  • German economy weakening: German data continues to look sluggish. Last week, the markets were greeted with disappointing PMI manufacturing and services and the Ifo Business Climate dropped to its lowest level since March 2010. The news was no better on the employment front. German Unemployment Claims jumped to their highest level in over three years, and the unemployment  rate remained stuck at  6.9%.  The weak German numbers are likely to exacerbate market jitters over the health of the German economy. With mounting economic problems at home, the German government will be in no mood to cough up more funds for Greece and Spain.

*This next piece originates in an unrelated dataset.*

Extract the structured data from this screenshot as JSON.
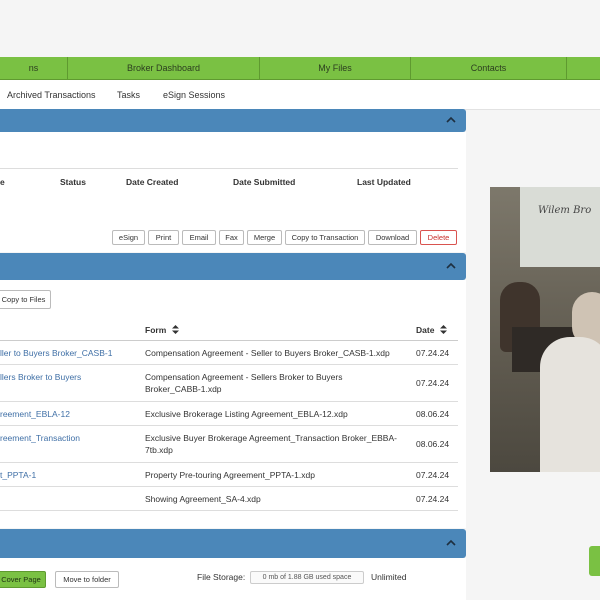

  • Italy’s Bond Auction Successful: The markets were pleased with the Italian 10-year Bond Auction, which dropped to an average yield of 4.92%. This was a drop from the previous auction, with a yield of 5.24%,  and the lowest level in 17 months. The positive economic news comes at at delicate time for the Italian government, as former PM Silvio Berlusconi, who heads the largest party in parliament,  has accused the government of leading Italy into recession. If Berlusconi ends his support for the government,  Italy could face  early elections.